## TASK ITEM
Reproduce every entry below precisely; do not include the pictures.

GIVEN INFORMATION START

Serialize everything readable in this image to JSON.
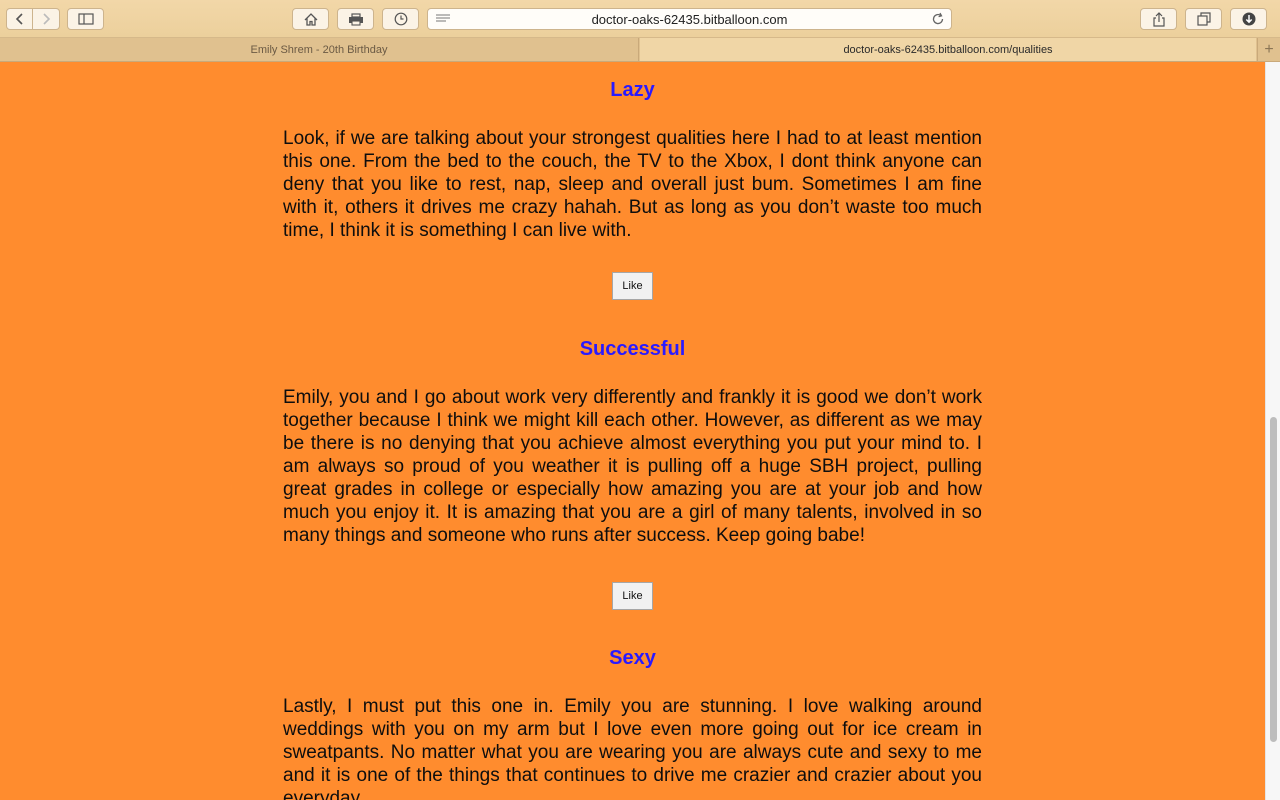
{
  "browser": {
    "url": "doctor-oaks-62435.bitballoon.com",
    "tabs": [
      {
        "label": "Emily Shrem - 20th Birthday"
      },
      {
        "label": "doctor-oaks-62435.bitballoon.com/qualities"
      }
    ],
    "new_tab": "+"
  },
  "sections": [
    {
      "title": "Lazy",
      "body": "Look, if we are talking about your strongest qualities here I had to at least mention this one. From the bed to the couch, the TV to the Xbox, I dont think anyone can deny that you like to rest, nap, sleep and overall just bum. Sometimes I am fine with it, others it drives me crazy hahah. But as long as you don’t waste too much time, I think it is something I can live with.",
      "button": "Like"
    },
    {
      "title": "Successful",
      "body": "Emily, you and I go about work very differently and frankly it is good we don’t work together because I think we might kill each other. However, as different as we may be there is no denying that you achieve almost everything you put your mind to. I am always so proud of you weather it is pulling off a huge SBH project, pulling great grades in college or especially how amazing you are at your job and how much you enjoy it. It is amazing that you are a girl of many talents, involved in so many things and someone who runs after success. Keep going babe!",
      "button": "Like"
    },
    {
      "title": "Sexy",
      "body": "Lastly, I must put this one in. Emily you are stunning. I love walking around weddings with you on my arm but I love even more going out for ice cream in sweatpants. No matter what you are wearing you are always cute and sexy to me and it is one of the things that continues to drive me crazier and crazier about you everyday."
    }
  ],
  "colors": {
    "background": "#ff8c2e",
    "heading": "#2a1aff"
  }
}
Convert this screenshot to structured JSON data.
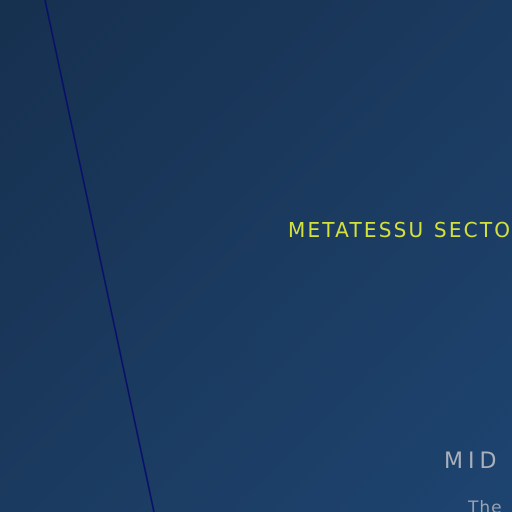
{
  "hero": {
    "sector_label": "METATESSU SECTO"
  },
  "section": {
    "heading": "MID",
    "body_snippet": "The"
  },
  "colors": {
    "background_start": "#16304f",
    "background_end": "#1d4470",
    "accent": "#d4e03c",
    "heading": "#a9b0bc",
    "divider_line": "#0a0f6a"
  }
}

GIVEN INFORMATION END

## OUTPUT FOR THIS TASK
Serialize everything readable in this image to JSON.
{
  "browser": {
    "url": "doctor-oaks-62435.bitballoon.com",
    "tabs": [
      {
        "label": "Emily Shrem - 20th Birthday"
      },
      {
        "label": "doctor-oaks-62435.bitballoon.com/qualities"
      }
    ],
    "new_tab": "+"
  },
  "sections": [
    {
      "title": "Lazy",
      "body": "Look, if we are talking about your strongest qualities here I had to at least mention this one. From the bed to the couch, the TV to the Xbox, I dont think anyone can deny that you like to rest, nap, sleep and overall just bum. Sometimes I am fine with it, others it drives me crazy hahah. But as long as you don’t waste too much time, I think it is something I can live with.",
      "button": "Like"
    },
    {
      "title": "Successful",
      "body": "Emily, you and I go about work very differently and frankly it is good we don’t work together because I think we might kill each other. However, as different as we may be there is no denying that you achieve almost everything you put your mind to. I am always so proud of you weather it is pulling off a huge SBH project, pulling great grades in college or especially how amazing you are at your job and how much you enjoy it. It is amazing that you are a girl of many talents, involved in so many things and someone who runs after success. Keep going babe!",
      "button": "Like"
    },
    {
      "title": "Sexy",
      "body": "Lastly, I must put this one in. Emily you are stunning. I love walking around weddings with you on my arm but I love even more going out for ice cream in sweatpants. No matter what you are wearing you are always cute and sexy to me and it is one of the things that continues to drive me crazier and crazier about you everyday."
    }
  ],
  "colors": {
    "background": "#ff8c2e",
    "heading": "#2a1aff"
  }
}
Convert this screenshot to structured JSON data.
{
  "hero": {
    "sector_label": "METATESSU SECTO"
  },
  "section": {
    "heading": "MID",
    "body_snippet": "The"
  },
  "colors": {
    "background_start": "#16304f",
    "background_end": "#1d4470",
    "accent": "#d4e03c",
    "heading": "#a9b0bc",
    "divider_line": "#0a0f6a"
  }
}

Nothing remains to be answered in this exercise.